This summer has been so dry that our yards aren't growing as fast as normal. Still, they have to be mowed from time to time. In the old days, with manual mowers, safety was not a big issue. But with more and more powerful gas or electric mowers, there is a real chance of injury if certain precautions aren't taken. The Web site GrassTools.com not only has good tips for proper mowing techniques, but also has a page of safety precautions. Here are some of the most important ones:
Mowing the lawn can be a dangerous activity. Just look at the statistics. Each year there are more than a hundred thousand injuries due to lawn mowing. Mowing can be a safe activity – even a common activity if the following precautions are taken.
Wear protective gear at all times, especially on the feet. Most injuries with lawn mowers occur to the feet while they are not protected.
Do not mow up hills as the mower may roll backwards and create injury for the operator. Always mow across hills to ensure injuries are avoided.
Have the blade sharpened by professionals – if you choose to sharpen the blade yourself it is important to wear protective gloves while sharpening and use short strokes while filing the blades.

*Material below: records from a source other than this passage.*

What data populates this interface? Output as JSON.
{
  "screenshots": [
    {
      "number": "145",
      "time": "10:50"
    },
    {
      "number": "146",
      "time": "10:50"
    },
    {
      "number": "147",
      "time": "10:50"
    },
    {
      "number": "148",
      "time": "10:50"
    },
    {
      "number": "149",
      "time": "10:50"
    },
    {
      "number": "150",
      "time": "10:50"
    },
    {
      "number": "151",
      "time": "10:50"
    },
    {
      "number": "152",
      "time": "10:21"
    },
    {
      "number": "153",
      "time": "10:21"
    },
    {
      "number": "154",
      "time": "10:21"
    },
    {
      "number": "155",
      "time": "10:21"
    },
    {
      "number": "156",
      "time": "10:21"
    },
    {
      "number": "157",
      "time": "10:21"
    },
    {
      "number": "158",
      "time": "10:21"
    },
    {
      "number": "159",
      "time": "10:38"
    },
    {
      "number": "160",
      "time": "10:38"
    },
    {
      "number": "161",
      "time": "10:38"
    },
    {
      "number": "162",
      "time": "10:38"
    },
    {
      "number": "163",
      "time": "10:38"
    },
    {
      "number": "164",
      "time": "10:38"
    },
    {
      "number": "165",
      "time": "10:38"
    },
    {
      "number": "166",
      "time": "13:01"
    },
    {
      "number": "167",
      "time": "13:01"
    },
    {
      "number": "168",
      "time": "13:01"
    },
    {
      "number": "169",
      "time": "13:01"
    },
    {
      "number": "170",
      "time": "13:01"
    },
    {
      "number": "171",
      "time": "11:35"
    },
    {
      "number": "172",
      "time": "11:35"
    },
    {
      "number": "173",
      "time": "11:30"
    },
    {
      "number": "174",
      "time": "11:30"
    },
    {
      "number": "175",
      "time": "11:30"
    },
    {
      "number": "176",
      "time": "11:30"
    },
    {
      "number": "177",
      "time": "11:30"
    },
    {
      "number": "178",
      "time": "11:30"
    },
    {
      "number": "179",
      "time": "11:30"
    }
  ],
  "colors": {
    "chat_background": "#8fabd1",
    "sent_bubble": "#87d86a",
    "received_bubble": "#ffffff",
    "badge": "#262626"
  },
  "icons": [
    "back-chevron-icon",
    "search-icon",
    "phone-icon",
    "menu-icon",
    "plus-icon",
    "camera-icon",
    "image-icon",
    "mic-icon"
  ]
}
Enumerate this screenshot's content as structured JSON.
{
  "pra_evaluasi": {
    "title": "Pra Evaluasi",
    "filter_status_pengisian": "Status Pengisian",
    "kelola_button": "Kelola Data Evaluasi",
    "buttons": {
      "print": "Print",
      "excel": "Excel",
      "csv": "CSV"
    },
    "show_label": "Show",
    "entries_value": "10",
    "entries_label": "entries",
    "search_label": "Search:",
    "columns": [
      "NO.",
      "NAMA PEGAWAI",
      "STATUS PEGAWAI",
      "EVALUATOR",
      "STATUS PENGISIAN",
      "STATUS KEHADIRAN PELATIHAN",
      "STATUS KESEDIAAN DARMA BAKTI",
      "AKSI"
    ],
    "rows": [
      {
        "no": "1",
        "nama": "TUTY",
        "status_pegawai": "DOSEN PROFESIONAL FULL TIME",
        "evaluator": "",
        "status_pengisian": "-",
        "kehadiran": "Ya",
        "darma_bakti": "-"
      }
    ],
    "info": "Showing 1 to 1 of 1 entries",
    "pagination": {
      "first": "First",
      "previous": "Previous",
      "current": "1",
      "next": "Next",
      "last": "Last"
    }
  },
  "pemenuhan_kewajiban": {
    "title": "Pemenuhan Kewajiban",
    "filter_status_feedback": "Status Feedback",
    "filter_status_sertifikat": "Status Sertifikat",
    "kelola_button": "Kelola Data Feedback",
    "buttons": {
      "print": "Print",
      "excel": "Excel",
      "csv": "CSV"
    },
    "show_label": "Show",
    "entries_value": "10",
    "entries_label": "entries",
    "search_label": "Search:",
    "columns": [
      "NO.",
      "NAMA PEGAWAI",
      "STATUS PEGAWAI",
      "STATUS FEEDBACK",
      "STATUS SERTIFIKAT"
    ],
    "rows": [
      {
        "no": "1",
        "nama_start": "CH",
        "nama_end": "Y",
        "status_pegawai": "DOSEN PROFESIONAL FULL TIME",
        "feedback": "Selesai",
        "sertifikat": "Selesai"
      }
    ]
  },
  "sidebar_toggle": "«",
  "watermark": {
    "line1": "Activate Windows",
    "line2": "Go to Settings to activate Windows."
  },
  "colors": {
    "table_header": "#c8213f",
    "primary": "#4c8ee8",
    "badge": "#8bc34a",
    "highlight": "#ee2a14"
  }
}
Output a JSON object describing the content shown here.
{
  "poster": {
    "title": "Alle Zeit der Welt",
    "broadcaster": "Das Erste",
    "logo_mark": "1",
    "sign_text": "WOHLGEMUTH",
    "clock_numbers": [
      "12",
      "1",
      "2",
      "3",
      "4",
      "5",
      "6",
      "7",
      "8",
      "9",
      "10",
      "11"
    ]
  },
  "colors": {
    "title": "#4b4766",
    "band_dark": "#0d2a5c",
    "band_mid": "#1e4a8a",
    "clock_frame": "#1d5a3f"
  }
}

Never refuel a running mower. This is dangerous. Gas is flammable and should not be heated and added to a running engine.
Never leave a mower running while unattended. It is important especially with a self propelled lawn mower.
Ensure that electric mowers have no frayed cords. Frayed cords could cause shock, or severe burns. It is important to be careful when running an electric mower to not run over the cord.
Be sure to store fuel in recommended and approved containers to prevent fire hazards.
Be sure to inspect the lawn mower before each use for safety, vibration, and loose bolts. It is important to check the hardware of the mower, as well as any and all wires attached.
Use a mower with a locking mechanism in case the mower gets away from the operator.
Remove all objects and debris from grass to ensure that flying debris doesn’t get thrown up to hit the operator.
Always turn off the mower and await the cessation of the blades before traveling over any surface other than grass.
Do not allow children to operate a lawn mower.
Do not allow children to be passengers on ride-on lawn mowers. The child could easily fall and be run over by the mower.
Mowers should be refuelled and started outdoors. Gas is a very flammable substance and should be stored in proper containers and fuel never added to a recently running lawnmower. Always ensure that gas is added to a cool lawnmower – to avoid the risk of fire.
Prior to attempting the sharpening of mower blades the lawn mower should be in the off position and the spark plug should be removed. Once the spark plug is removed the power source to the mower is disconnected. There is no chance of the mower accidentally starting in this case.
Never mow in reverse, there is a chance that the mower could back onto your limbs causing bodily harm.
Never ride a ride-on mower up a slope. This could result in the operator falling from the mower and causing grave injury. Riding mowers are at high risk to roll if driven at high speeds or on rough terrain.
Always read the operating manual before performing any landscaping activities.